Drug candidates and active pharmaceutical ingredients (API) need to be successfully delivered and must exhibit acceptable toxicology. This course follows drug discovery and examines key aspects of drug development, including drug formulation and quality, stability testing, pharmacokinetic characterization, bioequivalence, preclinical toxicology, methods of bioanalysis, and non-clinical and clinical Good Laboratory Practices (GLPs). Aspects of biologics will also be discussed.
Well-designed clinical research is essential in the development process of a medication or device and in generation of the knowledge base for evidence-based medicine and health policy. This online course is designed to uncover the ingredients of clinical research and to orient students of several important issues with current clinical studies. The students will learn how to design and implement different clinical studies. The role of each clinical phase in drug/device development and their various study designs and regulatory issues will be explored. The course will also discuss the Principles of International Conference on Harmonization (ICH) Good Clinical Practice (GCP) Guidelines and how to successfully manage clinical trials. Additionally, knowledge of personalized medicine and behavioral/social issues in drug use will be taught.

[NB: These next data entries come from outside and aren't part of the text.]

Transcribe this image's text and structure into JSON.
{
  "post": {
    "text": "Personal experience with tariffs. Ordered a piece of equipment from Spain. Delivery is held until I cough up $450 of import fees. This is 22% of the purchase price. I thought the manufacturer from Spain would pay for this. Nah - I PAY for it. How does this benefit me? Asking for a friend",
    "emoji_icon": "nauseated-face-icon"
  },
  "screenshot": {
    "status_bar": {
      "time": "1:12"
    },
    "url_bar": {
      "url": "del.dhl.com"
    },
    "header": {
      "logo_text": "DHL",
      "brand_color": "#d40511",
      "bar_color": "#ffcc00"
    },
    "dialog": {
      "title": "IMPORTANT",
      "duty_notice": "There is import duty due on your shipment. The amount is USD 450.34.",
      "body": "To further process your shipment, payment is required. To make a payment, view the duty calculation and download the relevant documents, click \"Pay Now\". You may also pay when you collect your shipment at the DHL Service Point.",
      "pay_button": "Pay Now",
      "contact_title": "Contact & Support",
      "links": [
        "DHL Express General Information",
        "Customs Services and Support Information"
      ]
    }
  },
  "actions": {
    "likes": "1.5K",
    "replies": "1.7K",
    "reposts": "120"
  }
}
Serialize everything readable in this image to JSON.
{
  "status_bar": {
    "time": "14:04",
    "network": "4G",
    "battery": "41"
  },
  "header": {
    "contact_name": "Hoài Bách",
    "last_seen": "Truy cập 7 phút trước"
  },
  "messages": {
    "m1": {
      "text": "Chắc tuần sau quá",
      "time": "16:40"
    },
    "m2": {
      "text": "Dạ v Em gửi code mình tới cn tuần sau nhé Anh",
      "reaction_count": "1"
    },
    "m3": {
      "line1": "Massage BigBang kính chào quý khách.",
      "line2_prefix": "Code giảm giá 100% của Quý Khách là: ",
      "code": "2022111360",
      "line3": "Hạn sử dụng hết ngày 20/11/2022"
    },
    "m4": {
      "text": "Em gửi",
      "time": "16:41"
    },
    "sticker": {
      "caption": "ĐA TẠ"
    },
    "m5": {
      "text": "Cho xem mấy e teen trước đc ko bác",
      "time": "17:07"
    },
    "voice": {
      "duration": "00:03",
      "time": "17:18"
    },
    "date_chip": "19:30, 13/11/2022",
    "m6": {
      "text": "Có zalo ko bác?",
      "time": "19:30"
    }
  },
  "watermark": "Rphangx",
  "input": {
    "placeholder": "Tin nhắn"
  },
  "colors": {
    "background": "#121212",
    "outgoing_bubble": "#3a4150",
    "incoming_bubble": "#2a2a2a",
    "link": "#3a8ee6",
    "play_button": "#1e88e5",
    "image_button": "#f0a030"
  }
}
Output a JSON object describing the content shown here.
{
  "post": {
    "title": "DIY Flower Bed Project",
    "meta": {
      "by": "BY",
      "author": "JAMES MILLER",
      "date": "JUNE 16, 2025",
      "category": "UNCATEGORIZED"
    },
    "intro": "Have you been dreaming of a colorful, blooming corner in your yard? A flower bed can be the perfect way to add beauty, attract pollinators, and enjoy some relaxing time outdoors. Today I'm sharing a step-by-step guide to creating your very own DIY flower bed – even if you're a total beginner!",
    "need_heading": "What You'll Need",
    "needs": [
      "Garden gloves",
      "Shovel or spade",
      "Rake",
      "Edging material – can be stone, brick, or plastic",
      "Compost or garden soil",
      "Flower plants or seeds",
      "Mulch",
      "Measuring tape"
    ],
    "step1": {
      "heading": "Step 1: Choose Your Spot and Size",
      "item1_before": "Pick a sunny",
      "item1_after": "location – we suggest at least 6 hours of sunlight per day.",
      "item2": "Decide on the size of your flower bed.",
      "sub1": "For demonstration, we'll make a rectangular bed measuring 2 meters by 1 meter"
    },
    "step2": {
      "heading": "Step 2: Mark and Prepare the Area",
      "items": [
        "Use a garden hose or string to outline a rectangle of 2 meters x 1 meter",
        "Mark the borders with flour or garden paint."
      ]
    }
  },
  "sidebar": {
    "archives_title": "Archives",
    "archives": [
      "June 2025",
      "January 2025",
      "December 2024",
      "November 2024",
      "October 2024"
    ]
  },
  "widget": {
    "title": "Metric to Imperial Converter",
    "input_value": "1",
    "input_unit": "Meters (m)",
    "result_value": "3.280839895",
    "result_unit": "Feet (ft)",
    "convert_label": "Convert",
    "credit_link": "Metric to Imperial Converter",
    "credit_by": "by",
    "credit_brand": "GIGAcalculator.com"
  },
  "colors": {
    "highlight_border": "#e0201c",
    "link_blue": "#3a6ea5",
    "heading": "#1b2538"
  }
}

FDA approval for the marketing of the drug or other regulated product (e.g., biologics, vaccines, medical devices, laboratory tests) is a major milestone in a product's lifecycle. But it doesn't stop there. Once on the market, how a drug is used and by whom, entry of competing products into the marketplace, and changes in medical care can change the benefit-risk balance. This course covers the breadth of clinical research and surveillance activities take place in the post-approval phase of a regulated medical product's lifecycle. This includes pharmacovigilance and risk management activities, pharmacoepidemiology, pharmacoeconomics, comparative effectiveness, and drug utilization research. The course is designed to prepare students to communicate across the pre-/post-marketing divide, evaluate the need for post-marketing studies, and to be able to critically interpret and apply the results of such studies.